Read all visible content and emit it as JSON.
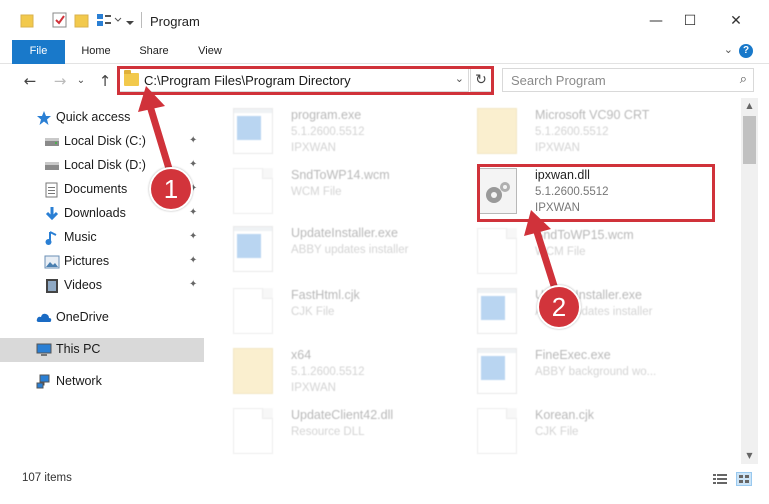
{
  "window": {
    "title": "Program",
    "minimize": "—",
    "maximize": "☐",
    "close": "✕"
  },
  "ribbon": {
    "tabs": [
      "File",
      "Home",
      "Share",
      "View"
    ],
    "help": "?",
    "collapse": "⌄"
  },
  "nav": {
    "back": "←",
    "forward": "→",
    "recent": "⌄",
    "up": "↑"
  },
  "address": {
    "path": "C:\\Program Files\\Program Directory",
    "dropdown": "⌄",
    "refresh": "↻"
  },
  "search": {
    "placeholder": "Search Program",
    "icon": "⌕"
  },
  "sidebar": {
    "items": [
      {
        "label": "Quick access",
        "icon": "star-icon",
        "pinned": false
      },
      {
        "label": "Local Disk (C:)",
        "icon": "drive-icon",
        "pinned": true
      },
      {
        "label": "Local Disk (D:)",
        "icon": "drive-icon",
        "pinned": true
      },
      {
        "label": "Documents",
        "icon": "documents-icon",
        "pinned": true
      },
      {
        "label": "Downloads",
        "icon": "download-icon",
        "pinned": true
      },
      {
        "label": "Music",
        "icon": "music-icon",
        "pinned": true
      },
      {
        "label": "Pictures",
        "icon": "pictures-icon",
        "pinned": true
      },
      {
        "label": "Videos",
        "icon": "videos-icon",
        "pinned": true
      },
      {
        "label": "OneDrive",
        "icon": "cloud-icon",
        "pinned": false
      },
      {
        "label": "This PC",
        "icon": "computer-icon",
        "pinned": false
      },
      {
        "label": "Network",
        "icon": "network-icon",
        "pinned": false
      }
    ],
    "pin_glyph": "📌"
  },
  "files": [
    {
      "name": "program.exe",
      "line1": "5.1.2600.5512",
      "line2": "IPXWAN",
      "icon": "application-icon",
      "faded": true
    },
    {
      "name": "Microsoft VC90 CRT",
      "line1": "5.1.2600.5512",
      "line2": "IPXWAN",
      "icon": "folder-icon",
      "faded": true
    },
    {
      "name": "SndToWP14.wcm",
      "line1": "WCM File",
      "line2": "",
      "icon": "document-icon",
      "faded": true
    },
    {
      "name": "ipxwan.dll",
      "line1": "5.1.2600.5512",
      "line2": "IPXWAN",
      "icon": "dll-gear-icon",
      "faded": false
    },
    {
      "name": "UpdateInstaller.exe",
      "line1": "ABBY updates installer",
      "line2": "",
      "icon": "window-app-icon",
      "faded": true
    },
    {
      "name": "SndToWP15.wcm",
      "line1": "WCM File",
      "line2": "",
      "icon": "document-icon",
      "faded": true
    },
    {
      "name": "FastHtml.cjk",
      "line1": "CJK File",
      "line2": "",
      "icon": "document-icon",
      "faded": true
    },
    {
      "name": "UpdateInstaller.exe",
      "line1": "ABBY updates installer",
      "line2": "",
      "icon": "window-app-icon",
      "faded": true
    },
    {
      "name": "x64",
      "line1": "5.1.2600.5512",
      "line2": "IPXWAN",
      "icon": "folder-icon",
      "faded": true
    },
    {
      "name": "FineExec.exe",
      "line1": "ABBY background wo...",
      "line2": "",
      "icon": "window-app-icon",
      "faded": true
    },
    {
      "name": "UpdateClient42.dll",
      "line1": "Resource DLL",
      "line2": "",
      "icon": "document-icon",
      "faded": true
    },
    {
      "name": "Korean.cjk",
      "line1": "CJK File",
      "line2": "",
      "icon": "document-icon",
      "faded": true
    }
  ],
  "markers": [
    "1",
    "2"
  ],
  "status": {
    "count": "107 items"
  },
  "colors": {
    "accent": "#1979ca",
    "highlight": "#d0323a",
    "marker": "#d2343b"
  }
}
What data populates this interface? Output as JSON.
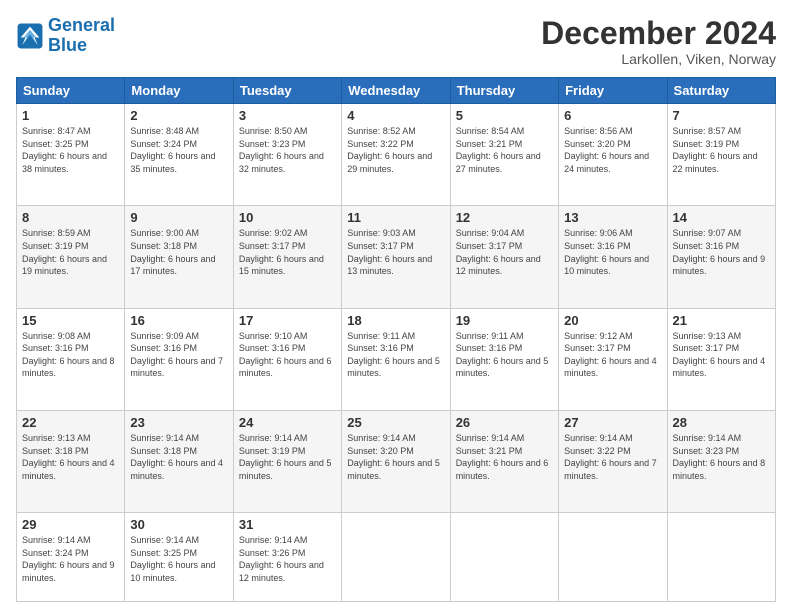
{
  "header": {
    "logo_line1": "General",
    "logo_line2": "Blue",
    "month": "December 2024",
    "location": "Larkollen, Viken, Norway"
  },
  "weekdays": [
    "Sunday",
    "Monday",
    "Tuesday",
    "Wednesday",
    "Thursday",
    "Friday",
    "Saturday"
  ],
  "weeks": [
    [
      {
        "day": "1",
        "rise": "Sunrise: 8:47 AM",
        "set": "Sunset: 3:25 PM",
        "daylight": "Daylight: 6 hours and 38 minutes."
      },
      {
        "day": "2",
        "rise": "Sunrise: 8:48 AM",
        "set": "Sunset: 3:24 PM",
        "daylight": "Daylight: 6 hours and 35 minutes."
      },
      {
        "day": "3",
        "rise": "Sunrise: 8:50 AM",
        "set": "Sunset: 3:23 PM",
        "daylight": "Daylight: 6 hours and 32 minutes."
      },
      {
        "day": "4",
        "rise": "Sunrise: 8:52 AM",
        "set": "Sunset: 3:22 PM",
        "daylight": "Daylight: 6 hours and 29 minutes."
      },
      {
        "day": "5",
        "rise": "Sunrise: 8:54 AM",
        "set": "Sunset: 3:21 PM",
        "daylight": "Daylight: 6 hours and 27 minutes."
      },
      {
        "day": "6",
        "rise": "Sunrise: 8:56 AM",
        "set": "Sunset: 3:20 PM",
        "daylight": "Daylight: 6 hours and 24 minutes."
      },
      {
        "day": "7",
        "rise": "Sunrise: 8:57 AM",
        "set": "Sunset: 3:19 PM",
        "daylight": "Daylight: 6 hours and 22 minutes."
      }
    ],
    [
      {
        "day": "8",
        "rise": "Sunrise: 8:59 AM",
        "set": "Sunset: 3:19 PM",
        "daylight": "Daylight: 6 hours and 19 minutes."
      },
      {
        "day": "9",
        "rise": "Sunrise: 9:00 AM",
        "set": "Sunset: 3:18 PM",
        "daylight": "Daylight: 6 hours and 17 minutes."
      },
      {
        "day": "10",
        "rise": "Sunrise: 9:02 AM",
        "set": "Sunset: 3:17 PM",
        "daylight": "Daylight: 6 hours and 15 minutes."
      },
      {
        "day": "11",
        "rise": "Sunrise: 9:03 AM",
        "set": "Sunset: 3:17 PM",
        "daylight": "Daylight: 6 hours and 13 minutes."
      },
      {
        "day": "12",
        "rise": "Sunrise: 9:04 AM",
        "set": "Sunset: 3:17 PM",
        "daylight": "Daylight: 6 hours and 12 minutes."
      },
      {
        "day": "13",
        "rise": "Sunrise: 9:06 AM",
        "set": "Sunset: 3:16 PM",
        "daylight": "Daylight: 6 hours and 10 minutes."
      },
      {
        "day": "14",
        "rise": "Sunrise: 9:07 AM",
        "set": "Sunset: 3:16 PM",
        "daylight": "Daylight: 6 hours and 9 minutes."
      }
    ],
    [
      {
        "day": "15",
        "rise": "Sunrise: 9:08 AM",
        "set": "Sunset: 3:16 PM",
        "daylight": "Daylight: 6 hours and 8 minutes."
      },
      {
        "day": "16",
        "rise": "Sunrise: 9:09 AM",
        "set": "Sunset: 3:16 PM",
        "daylight": "Daylight: 6 hours and 7 minutes."
      },
      {
        "day": "17",
        "rise": "Sunrise: 9:10 AM",
        "set": "Sunset: 3:16 PM",
        "daylight": "Daylight: 6 hours and 6 minutes."
      },
      {
        "day": "18",
        "rise": "Sunrise: 9:11 AM",
        "set": "Sunset: 3:16 PM",
        "daylight": "Daylight: 6 hours and 5 minutes."
      },
      {
        "day": "19",
        "rise": "Sunrise: 9:11 AM",
        "set": "Sunset: 3:16 PM",
        "daylight": "Daylight: 6 hours and 5 minutes."
      },
      {
        "day": "20",
        "rise": "Sunrise: 9:12 AM",
        "set": "Sunset: 3:17 PM",
        "daylight": "Daylight: 6 hours and 4 minutes."
      },
      {
        "day": "21",
        "rise": "Sunrise: 9:13 AM",
        "set": "Sunset: 3:17 PM",
        "daylight": "Daylight: 6 hours and 4 minutes."
      }
    ],
    [
      {
        "day": "22",
        "rise": "Sunrise: 9:13 AM",
        "set": "Sunset: 3:18 PM",
        "daylight": "Daylight: 6 hours and 4 minutes."
      },
      {
        "day": "23",
        "rise": "Sunrise: 9:14 AM",
        "set": "Sunset: 3:18 PM",
        "daylight": "Daylight: 6 hours and 4 minutes."
      },
      {
        "day": "24",
        "rise": "Sunrise: 9:14 AM",
        "set": "Sunset: 3:19 PM",
        "daylight": "Daylight: 6 hours and 5 minutes."
      },
      {
        "day": "25",
        "rise": "Sunrise: 9:14 AM",
        "set": "Sunset: 3:20 PM",
        "daylight": "Daylight: 6 hours and 5 minutes."
      },
      {
        "day": "26",
        "rise": "Sunrise: 9:14 AM",
        "set": "Sunset: 3:21 PM",
        "daylight": "Daylight: 6 hours and 6 minutes."
      },
      {
        "day": "27",
        "rise": "Sunrise: 9:14 AM",
        "set": "Sunset: 3:22 PM",
        "daylight": "Daylight: 6 hours and 7 minutes."
      },
      {
        "day": "28",
        "rise": "Sunrise: 9:14 AM",
        "set": "Sunset: 3:23 PM",
        "daylight": "Daylight: 6 hours and 8 minutes."
      }
    ],
    [
      {
        "day": "29",
        "rise": "Sunrise: 9:14 AM",
        "set": "Sunset: 3:24 PM",
        "daylight": "Daylight: 6 hours and 9 minutes."
      },
      {
        "day": "30",
        "rise": "Sunrise: 9:14 AM",
        "set": "Sunset: 3:25 PM",
        "daylight": "Daylight: 6 hours and 10 minutes."
      },
      {
        "day": "31",
        "rise": "Sunrise: 9:14 AM",
        "set": "Sunset: 3:26 PM",
        "daylight": "Daylight: 6 hours and 12 minutes."
      },
      null,
      null,
      null,
      null
    ]
  ]
}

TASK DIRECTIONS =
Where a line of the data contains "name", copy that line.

RESPONSE AREA =
      "name": "program.exe",
      "name": "Microsoft VC90 CRT",
      "name": "SndToWP14.wcm",
      "name": "ipxwan.dll",
      "name": "UpdateInstaller.exe",
      "name": "SndToWP15.wcm",
      "name": "FastHtml.cjk",
      "name": "UpdateInstaller.exe",
      "name": "x64",
      "name": "FineExec.exe",
      "name": "UpdateClient42.dll",
      "name": "Korean.cjk",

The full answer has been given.